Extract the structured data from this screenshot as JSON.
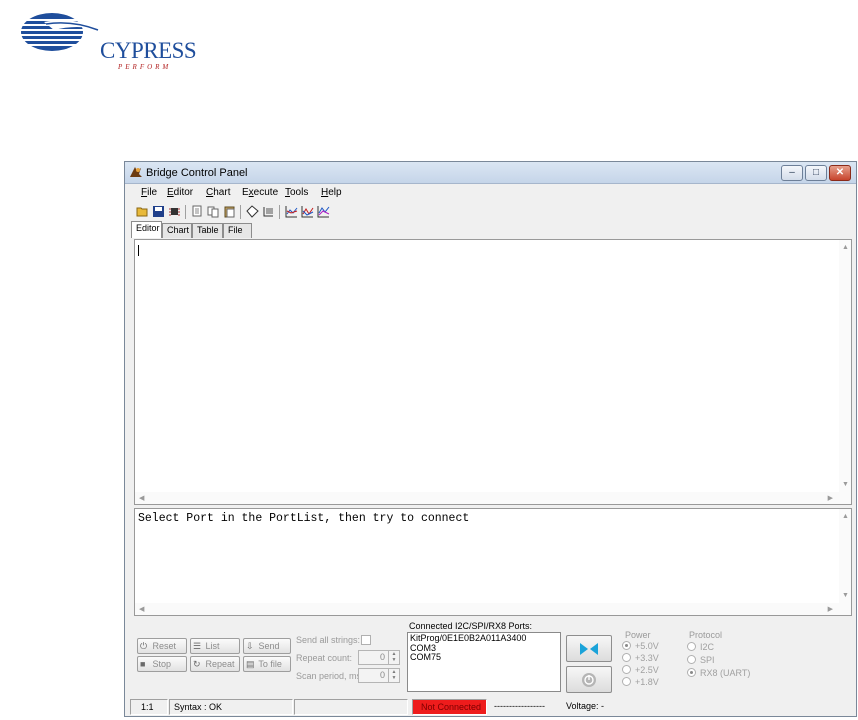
{
  "logo": {
    "brand": "CYPRESS",
    "tagline": "PERFORM"
  },
  "window": {
    "title": "Bridge Control Panel",
    "controls": {
      "minimize": "‒",
      "maximize": "□",
      "close": "✕"
    }
  },
  "menu": [
    {
      "label": "File",
      "accel": "F",
      "rest": "ile"
    },
    {
      "label": "Editor",
      "accel": "E",
      "rest": "ditor"
    },
    {
      "label": "Chart",
      "accel": "C",
      "rest": "hart"
    },
    {
      "label": "Execute",
      "accel": "x",
      "pre": "E",
      "rest": "ecute"
    },
    {
      "label": "Tools",
      "accel": "T",
      "rest": "ools"
    },
    {
      "label": "Help",
      "accel": "H",
      "rest": "elp"
    }
  ],
  "toolbar": [
    "open-icon",
    "save-icon",
    "chip-icon",
    "copy-icon",
    "cut-icon",
    "paste-icon",
    "tag-icon",
    "list-icon",
    "chart-icon",
    "chart2-icon",
    "chart3-icon"
  ],
  "tabs": [
    "Editor",
    "Chart",
    "Table",
    "File"
  ],
  "output": {
    "text": "Select Port in the PortList, then try to connect"
  },
  "controls": {
    "reset": "Reset",
    "list": "List",
    "send": "Send",
    "stop": "Stop",
    "repeat": "Repeat",
    "to_file": "To file",
    "send_all": "Send all strings:",
    "repeat_count_label": "Repeat count:",
    "repeat_count": "0",
    "scan_period_label": "Scan period, ms:",
    "scan_period": "0"
  },
  "ports": {
    "label": "Connected I2C/SPI/RX8 Ports:",
    "items": [
      "KitProg/0E1E0B2A011A3400",
      "COM3",
      "COM75"
    ]
  },
  "power": {
    "title": "Power",
    "options": [
      "+5.0V",
      "+3.3V",
      "+2.5V",
      "+1.8V"
    ],
    "selected": 0
  },
  "protocol": {
    "title": "Protocol",
    "options": [
      "I2C",
      "SPI",
      "RX8 (UART)"
    ],
    "selected": 2
  },
  "status": {
    "position": "1:1",
    "syntax": "Syntax : OK",
    "connection": "Not Connected",
    "dashes": "-----------------",
    "voltage": "Voltage: -"
  },
  "colors": {
    "status_error": "#ee1c1c",
    "brand_blue": "#1f4e9c",
    "brand_red": "#b22222"
  }
}
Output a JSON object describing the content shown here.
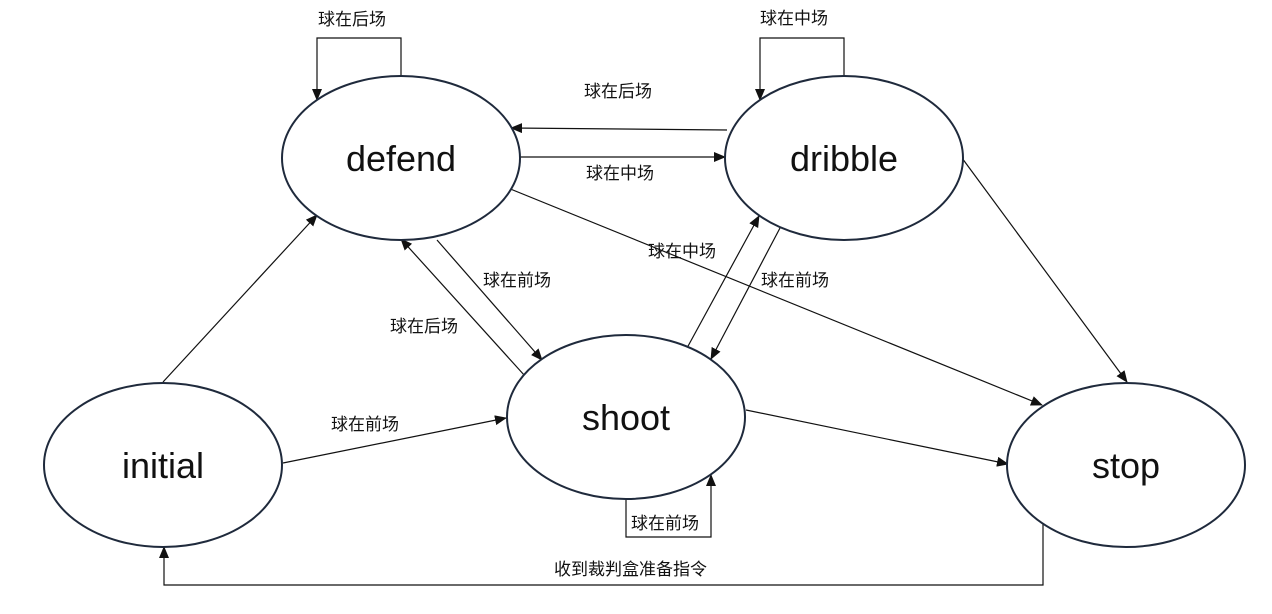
{
  "states": {
    "defend": "defend",
    "dribble": "dribble",
    "initial": "initial",
    "shoot": "shoot",
    "stop": "stop"
  },
  "transitions": {
    "defend_self": "球在后场",
    "dribble_self": "球在中场",
    "dribble_to_defend": "球在后场",
    "defend_to_dribble": "球在中场",
    "defend_to_shoot": "球在前场",
    "shoot_to_defend": "球在后场",
    "shoot_to_dribble": "球在中场",
    "dribble_to_shoot": "球在前场",
    "initial_to_shoot": "球在前场",
    "shoot_self": "球在前场",
    "stop_to_initial": "收到裁判盒准备指令"
  }
}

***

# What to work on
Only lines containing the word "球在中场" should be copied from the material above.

# Reply
    "dribble_self": "球在中场",
    "defend_to_dribble": "球在中场",
    "shoot_to_dribble": "球在中场",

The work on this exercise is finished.